The required result is every line of the records that includes "title".

Records from a data collection:
--------------------------------

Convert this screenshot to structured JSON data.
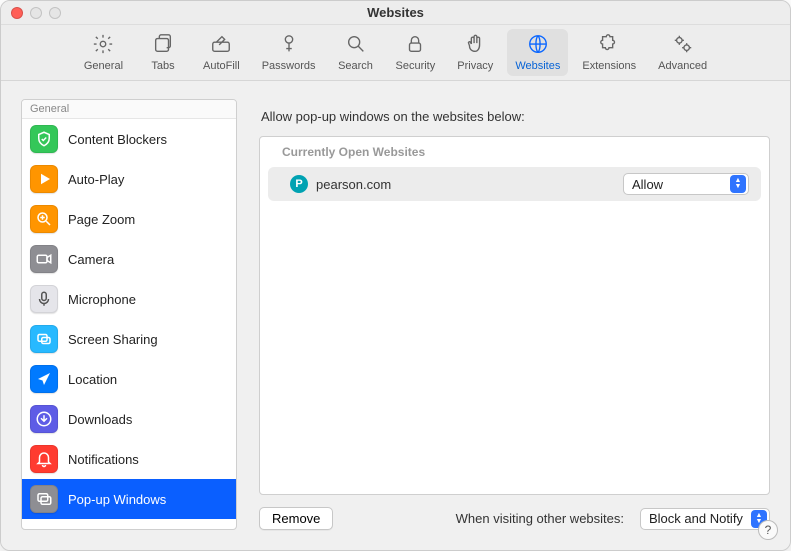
{
  "window": {
    "title": "Websites"
  },
  "toolbar": {
    "items": [
      {
        "label": "General"
      },
      {
        "label": "Tabs"
      },
      {
        "label": "AutoFill"
      },
      {
        "label": "Passwords"
      },
      {
        "label": "Search"
      },
      {
        "label": "Security"
      },
      {
        "label": "Privacy"
      },
      {
        "label": "Websites"
      },
      {
        "label": "Extensions"
      },
      {
        "label": "Advanced"
      }
    ],
    "active_index": 7
  },
  "sidebar": {
    "section": "General",
    "items": [
      {
        "label": "Content Blockers"
      },
      {
        "label": "Auto-Play"
      },
      {
        "label": "Page Zoom"
      },
      {
        "label": "Camera"
      },
      {
        "label": "Microphone"
      },
      {
        "label": "Screen Sharing"
      },
      {
        "label": "Location"
      },
      {
        "label": "Downloads"
      },
      {
        "label": "Notifications"
      },
      {
        "label": "Pop-up Windows"
      }
    ],
    "selected_index": 9,
    "icon_bg": [
      "#34c759",
      "#ff9500",
      "#ff9500",
      "#8e8e93",
      "#e5e5ea",
      "#27b9ff",
      "#007aff",
      "#5e5ce6",
      "#ff3b30",
      "#8e8e93"
    ]
  },
  "pane": {
    "header": "Allow pop-up windows on the websites below:",
    "subheader": "Currently Open Websites",
    "rows": [
      {
        "site": "pearson.com",
        "setting": "Allow",
        "favicon_letter": "P"
      }
    ]
  },
  "footer": {
    "remove": "Remove",
    "label": "When visiting other websites:",
    "default_setting": "Block and Notify"
  },
  "help": "?"
}
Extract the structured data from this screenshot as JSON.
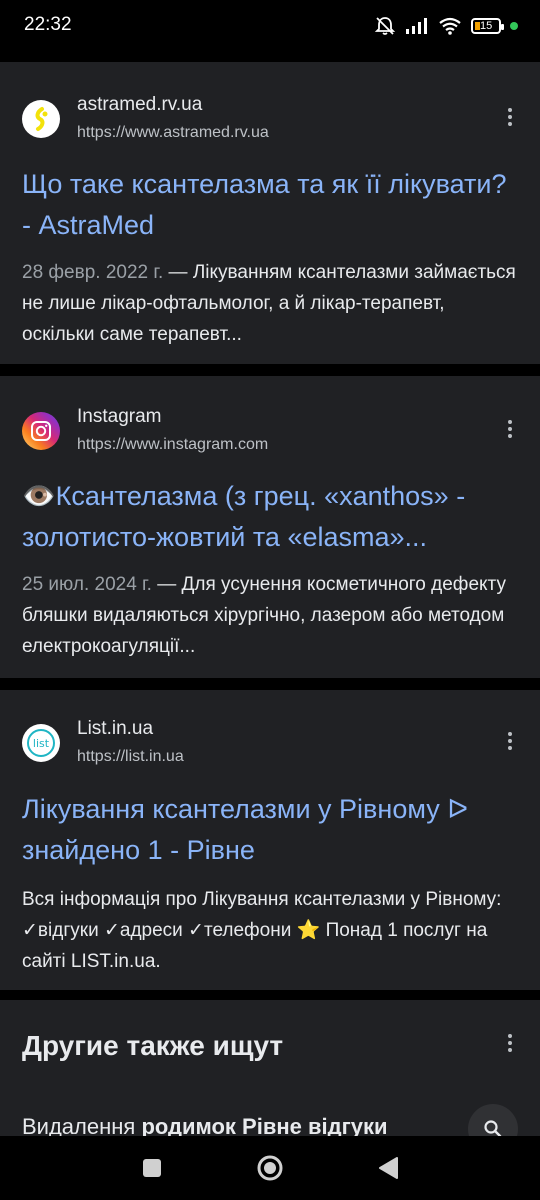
{
  "status_bar": {
    "time": "22:32",
    "battery": "15",
    "icons": [
      "mute-icon",
      "signal-icon",
      "wifi-icon",
      "battery-icon",
      "dot-icon"
    ]
  },
  "results": [
    {
      "site_name": "astramed.rv.ua",
      "url": "https://www.astramed.rv.ua",
      "title": "Що таке ксантелазма та як її лікувати? - AstraMed",
      "date": "28 февр. 2022 г.",
      "snippet": " — Лікуванням ксантелазми займається не лише лікар-офтальмолог, а й лікар-терапевт, оскільки саме терапевт..."
    },
    {
      "site_name": "Instagram",
      "url": "https://www.instagram.com",
      "title": "👁️Ксантелазма (з грец. «xanthos» - золотисто-жовтий та «elasma»...",
      "date": "25 июл. 2024 г.",
      "snippet": " — Для усунення косметичного дефекту бляшки видаляються хірургічно, лазером або методом електрокоагуляції..."
    },
    {
      "site_name": "List.in.ua",
      "url": "https://list.in.ua",
      "title": "Лікування ксантелазми у Рівному ᐅ знайдено 1 - Рівне",
      "date": "",
      "snippet": "Вся інформація про Лікування ксантелазми у Рівному: ✓відгуки ✓адреси ✓телефони ⭐ Понад 1 послуг на сайті LIST.in.ua."
    }
  ],
  "others": {
    "title": "Другие также ищут",
    "item_prefix": "Видалення ",
    "item_bold": "родимок Рівне відгуки"
  },
  "colors": {
    "link": "#8ab4f8",
    "card_bg": "#202124",
    "text": "#e8eaed",
    "muted": "#9aa0a6"
  }
}
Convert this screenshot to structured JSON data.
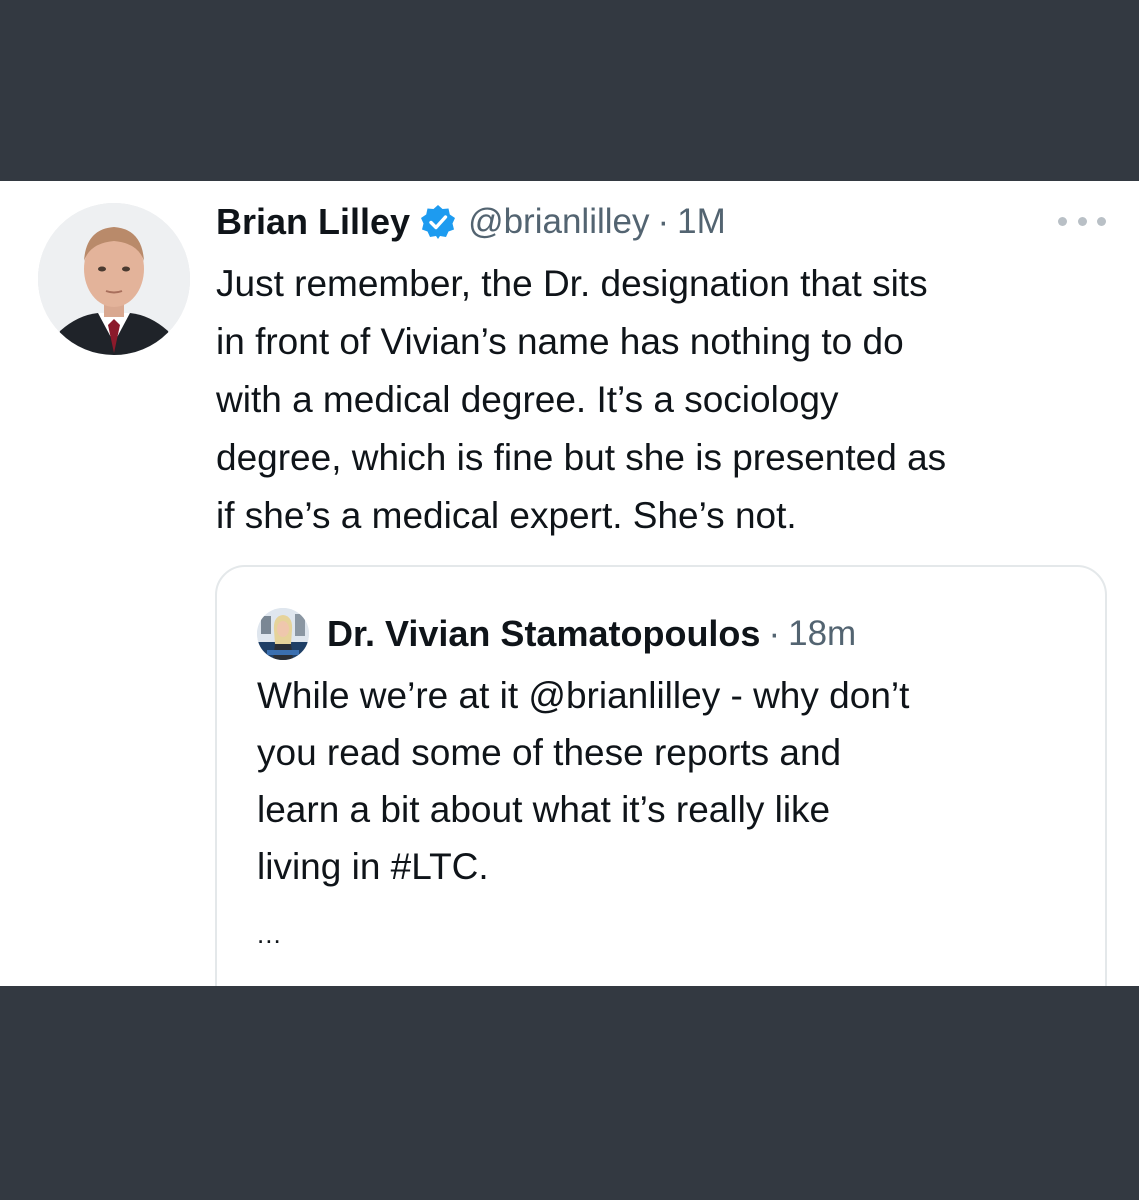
{
  "tweet": {
    "author_name": "Brian Lilley",
    "verified": true,
    "handle": "@brianlilley",
    "separator": "·",
    "time": "1M",
    "text": "Just remember, the Dr. designation that sits\nin front of Vivian’s name has nothing to do\nwith a medical degree. It’s a sociology\ndegree, which is fine but she is presented as\nif she’s a medical expert. She’s not.",
    "more_icon": "more-horizontal-icon"
  },
  "quoted_tweet": {
    "author_name": "Dr. Vivian Stamatopoulos",
    "separator": "·",
    "time": "18m",
    "text": "While we’re at it @brianlilley - why don’t\nyou read some of these reports and\nlearn a bit about what it’s really like\nliving in #LTC.",
    "ellipsis": "..."
  },
  "colors": {
    "background": "#333941",
    "card": "#ffffff",
    "text_primary": "#0f1419",
    "text_secondary": "#536471",
    "verified_badge": "#1d9bf0",
    "card_border": "#e4e8ea"
  }
}
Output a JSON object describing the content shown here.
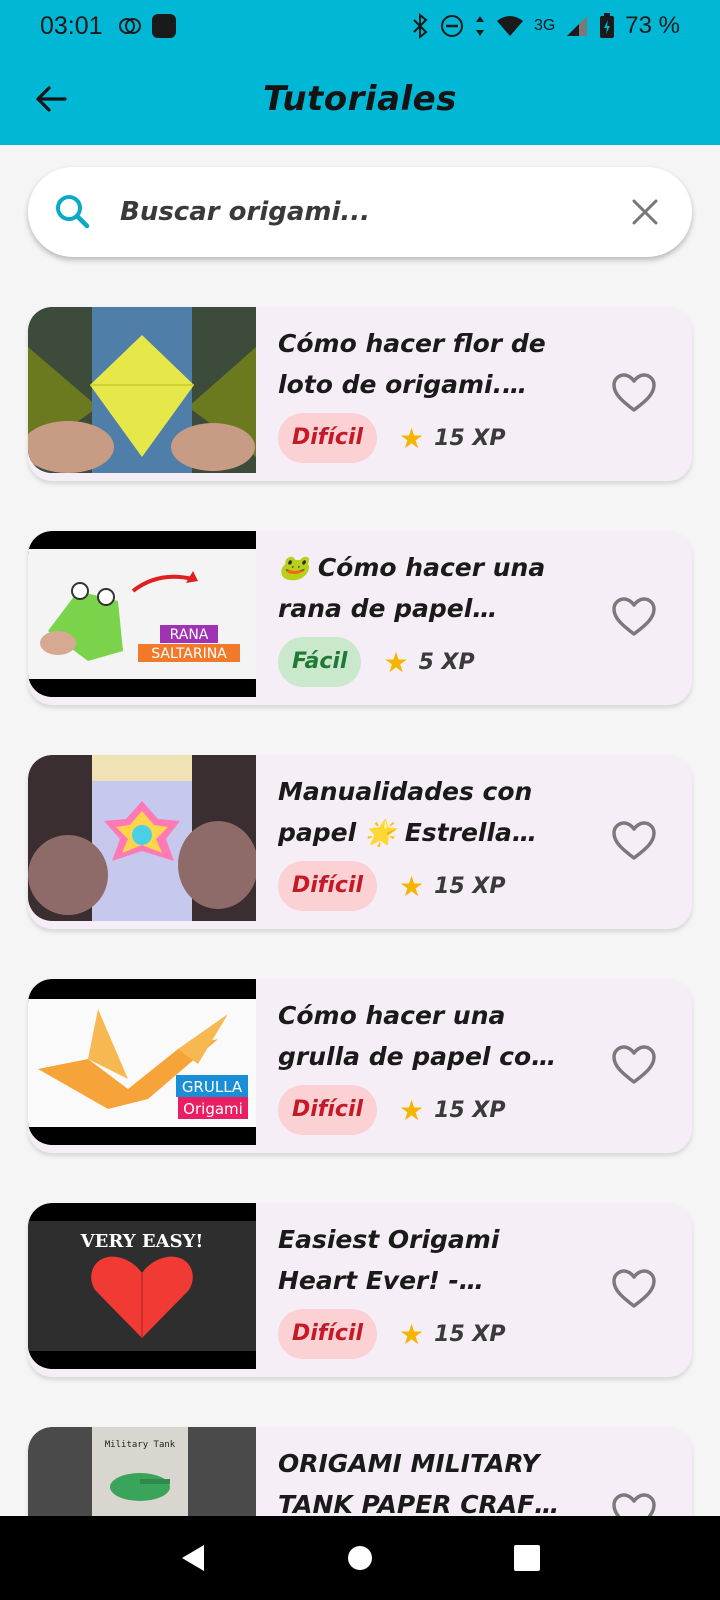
{
  "status_bar": {
    "time": "03:01",
    "network": "3G",
    "battery": "73 %"
  },
  "app_bar": {
    "title": "Tutoriales"
  },
  "search": {
    "placeholder": "Buscar origami..."
  },
  "tutorials": [
    {
      "title": "Cómo hacer flor de loto de origami. Ori...",
      "difficulty": "Difícil",
      "xp": "15 XP"
    },
    {
      "title": "🐸 Cómo hacer una rana de papel saltar...",
      "difficulty": "Fácil",
      "xp": "5 XP",
      "thumb_text_1": "RANA",
      "thumb_text_2": "SALTARINA"
    },
    {
      "title": "Manualidades con papel 🌟 Estrella inf...",
      "difficulty": "Difícil",
      "xp": "15 XP"
    },
    {
      "title": "Cómo hacer una grulla de papel con ...",
      "difficulty": "Difícil",
      "xp": "15 XP",
      "thumb_text_1": "GRULLA",
      "thumb_text_2": "Origami"
    },
    {
      "title": "Easiest Origami Heart Ever! - Tutorial in En...",
      "difficulty": "Difícil",
      "xp": "15 XP",
      "thumb_text_1": "VERY EASY!"
    },
    {
      "title": "ORIGAMI MILITARY TANK PAPER CRAFT T...",
      "difficulty": "",
      "xp": "",
      "thumb_text_1": "Military Tank"
    }
  ],
  "colors": {
    "accent": "#00b8d6",
    "card_bg": "#f6eef6",
    "hard_bg": "#fbd1d4",
    "hard_text": "#c21a26",
    "easy_bg": "#c9e8cc",
    "easy_text": "#207a33",
    "star": "#f5b400"
  }
}
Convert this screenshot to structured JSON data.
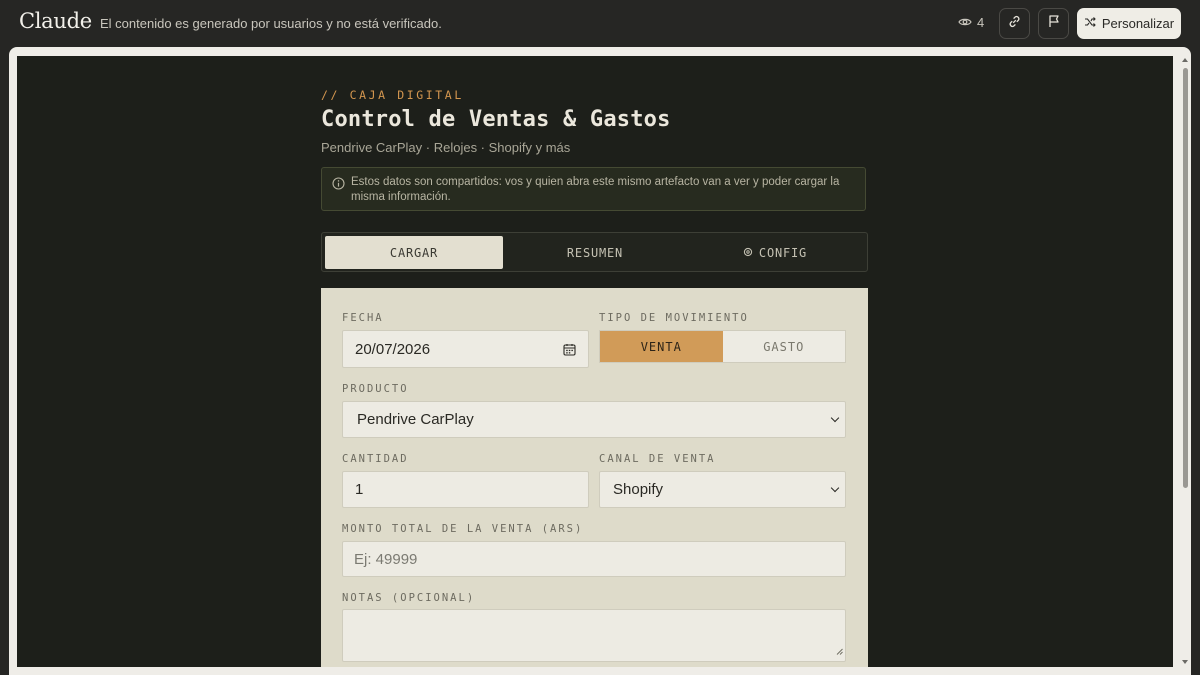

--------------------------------

- Problem solution:
    "title": "Websites"
      "title": "Що таке ксантелазма та як її лікувати? - AstraMed",
      "title": "👁️Ксантелазма (з грец. «xanthos» - золотисто-жовтий та «elasma»...",
      "title": "Лікування ксантелазми у Рівному ᐅ знайдено 1 - Рівне",
    "title": "Другие также ищут",
    "title": "Tutoriales"
      "title": "Cómo hacer flor de loto de origami. Ori...",
      "title": "🐸 Cómo hacer una rana de papel saltar...",
      "title": "Manualidades con papel 🌟 Estrella inf...",
      "title": "Cómo hacer una grulla de papel con ...",
      "title": "Easiest Origami Heart Ever! - Tutorial in En...",
      "title": "ORIGAMI MILITARY TANK PAPER CRAFT T...",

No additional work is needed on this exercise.